Then, you can stand it up vertically on one of the flat ends you just created, and slowly slide your knife from top to bottom to create two equal-shaped halves without the spaghetti squash rolling around (although they don’t have to be perfect). Finally, using a spoon, you’ll want to carefully remove the seeds and any stringy flesh surrounding them, without cutting into the flesh. Et voilà! The hardest part is over and your spaghetti squash is ready to cook.
But, keep in mind: If the mere thought of slicing through a big ol’ squash sends a shiver down your spine or you simply don’t have a sharp knife at hand, there’s a quick fix for that. Warming it up can help soften the flesh making it much easier to cut. “You do need to halve spaghetti squash lengthwise and scoop out its seeds prior to cooking. To make it safer to cut, poke the outside of the squash skin all over with a fork and microwave it for a few minutes. This softens the outside of the squash a bit and makes it easier to cut,” Clarke says.
The most common mistake made when cooking this fruit

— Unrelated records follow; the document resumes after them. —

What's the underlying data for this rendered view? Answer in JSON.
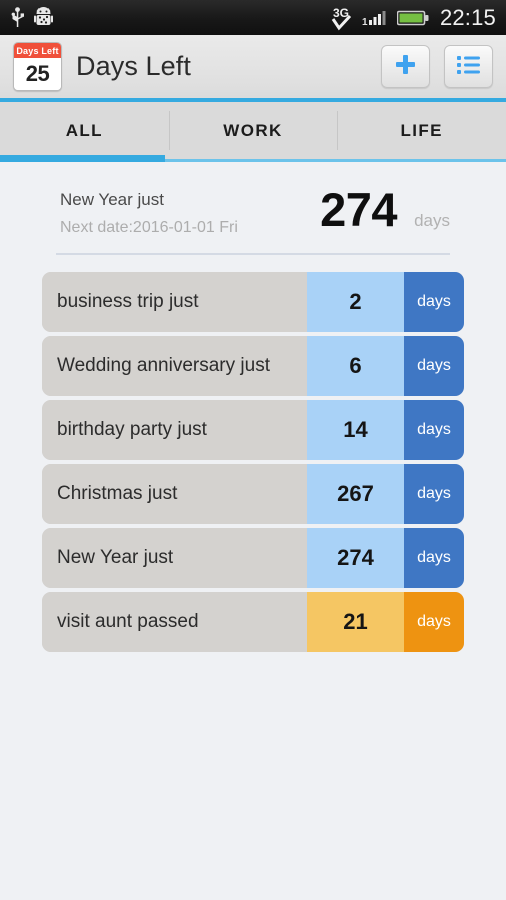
{
  "status_bar": {
    "time": "22:15",
    "left_icons": [
      "usb-icon",
      "android-debug-icon"
    ],
    "right_icons": [
      "3g-icon",
      "signal-icon",
      "battery-icon"
    ],
    "network_label": "3G"
  },
  "app_bar": {
    "icon": {
      "name": "days-left-calendar-icon",
      "top_label": "Days Left",
      "day_number": "25"
    },
    "title": "Days Left",
    "add_button_label": "+",
    "list_button_label": "list-icon",
    "accent_color": "#35aae0"
  },
  "tabs": {
    "items": [
      {
        "label": "ALL"
      },
      {
        "label": "WORK"
      },
      {
        "label": "LIFE"
      }
    ],
    "active_index": 0
  },
  "featured": {
    "title": "New Year just",
    "subtitle": "Next date:2016-01-01 Fri",
    "days": "274",
    "unit": "days"
  },
  "list": {
    "rows": [
      {
        "label": "business trip just",
        "days": "2",
        "unit": "days",
        "state": "future"
      },
      {
        "label": "Wedding anniversary just",
        "days": "6",
        "unit": "days",
        "state": "future"
      },
      {
        "label": "birthday party just",
        "days": "14",
        "unit": "days",
        "state": "future"
      },
      {
        "label": "Christmas just",
        "days": "267",
        "unit": "days",
        "state": "future"
      },
      {
        "label": "New Year just",
        "days": "274",
        "unit": "days",
        "state": "future"
      },
      {
        "label": "visit aunt passed",
        "days": "21",
        "unit": "days",
        "state": "past"
      }
    ]
  },
  "colors": {
    "page_background": "#eff1f4",
    "row_label_bg": "#d4d2cf",
    "future_number_bg": "#a9d2f7",
    "future_unit_bg": "#3f77c4",
    "past_number_bg": "#f5c663",
    "past_unit_bg": "#ee9311",
    "accent": "#35aae0"
  }
}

When it comes to cooking spaghetti squash, Clarke says it’s beyond easy to accidentally overcook it. “It happens more often than you think. You want the squash strands to be al dente so they hold their texture, and if you cook it too long, they’ll get mushy,” she says. To tell if your squash is done, she recommends lightly pressing on the outside of the squash. “It should give just a little. The squash will look golden on the outside and the inside will have just turned fork tender.”
How to pick the perfect spaghetti squash

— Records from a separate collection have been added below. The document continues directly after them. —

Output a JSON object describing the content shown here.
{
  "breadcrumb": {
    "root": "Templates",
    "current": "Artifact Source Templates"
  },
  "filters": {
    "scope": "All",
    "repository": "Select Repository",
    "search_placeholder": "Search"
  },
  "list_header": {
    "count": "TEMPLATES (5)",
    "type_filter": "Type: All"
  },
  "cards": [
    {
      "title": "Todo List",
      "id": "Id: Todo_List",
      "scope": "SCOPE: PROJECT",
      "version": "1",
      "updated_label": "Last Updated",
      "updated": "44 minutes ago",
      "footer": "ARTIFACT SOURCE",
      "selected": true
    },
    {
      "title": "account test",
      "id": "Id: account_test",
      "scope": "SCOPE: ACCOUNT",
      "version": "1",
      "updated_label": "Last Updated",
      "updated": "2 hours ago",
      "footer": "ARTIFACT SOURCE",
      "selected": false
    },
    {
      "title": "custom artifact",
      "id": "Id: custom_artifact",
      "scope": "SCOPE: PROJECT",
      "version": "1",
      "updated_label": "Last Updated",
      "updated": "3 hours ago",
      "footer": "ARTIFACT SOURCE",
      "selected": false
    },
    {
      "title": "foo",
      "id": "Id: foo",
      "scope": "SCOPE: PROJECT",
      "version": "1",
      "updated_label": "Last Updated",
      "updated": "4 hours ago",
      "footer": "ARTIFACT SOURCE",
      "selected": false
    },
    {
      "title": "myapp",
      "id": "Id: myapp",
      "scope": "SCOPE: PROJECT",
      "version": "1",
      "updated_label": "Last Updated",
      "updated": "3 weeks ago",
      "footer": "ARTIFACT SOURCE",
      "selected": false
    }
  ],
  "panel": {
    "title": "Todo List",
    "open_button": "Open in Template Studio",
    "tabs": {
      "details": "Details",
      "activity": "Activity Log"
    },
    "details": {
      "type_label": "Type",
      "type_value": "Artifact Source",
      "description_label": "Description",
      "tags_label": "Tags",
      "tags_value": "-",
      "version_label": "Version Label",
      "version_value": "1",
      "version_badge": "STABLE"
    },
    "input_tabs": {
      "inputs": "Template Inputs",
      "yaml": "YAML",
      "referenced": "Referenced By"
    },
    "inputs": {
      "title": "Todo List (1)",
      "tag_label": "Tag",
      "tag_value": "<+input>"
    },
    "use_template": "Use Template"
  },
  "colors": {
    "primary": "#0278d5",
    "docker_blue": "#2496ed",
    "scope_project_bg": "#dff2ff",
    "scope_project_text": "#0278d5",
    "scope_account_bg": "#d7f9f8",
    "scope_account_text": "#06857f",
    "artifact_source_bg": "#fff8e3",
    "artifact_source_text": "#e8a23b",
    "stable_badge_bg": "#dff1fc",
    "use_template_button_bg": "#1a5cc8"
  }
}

When choosing the perfect spaghetti squash from the bunch, Clarke recommends paying close attention to two key elements: firmness and bruising. “A firm spaghetti squash that feels heavy for its size and one that doesn’t have any soft spots,” is juuuust right, according to the recipe developer. “Avoid ones with cracks or missing stems. And, if your squash is green and you’d like to ripen it, put it in a warmer place,” she says.
The good news: Clarke says most squashes you’ll find at the grocery store are ready to cook right away. So, if you’re not ready to pop it in the oven just yet, store it in a cool, dry place to keep it from over-ripening. Also, keep in mind that, generally speaking, you can plan to get about two to three servings per spaghetti squash, although this can vary depending on its size, which may come in handy when meal planning for the week.
Can’t get enough squash? This acorn squash chips recipe will do the trick: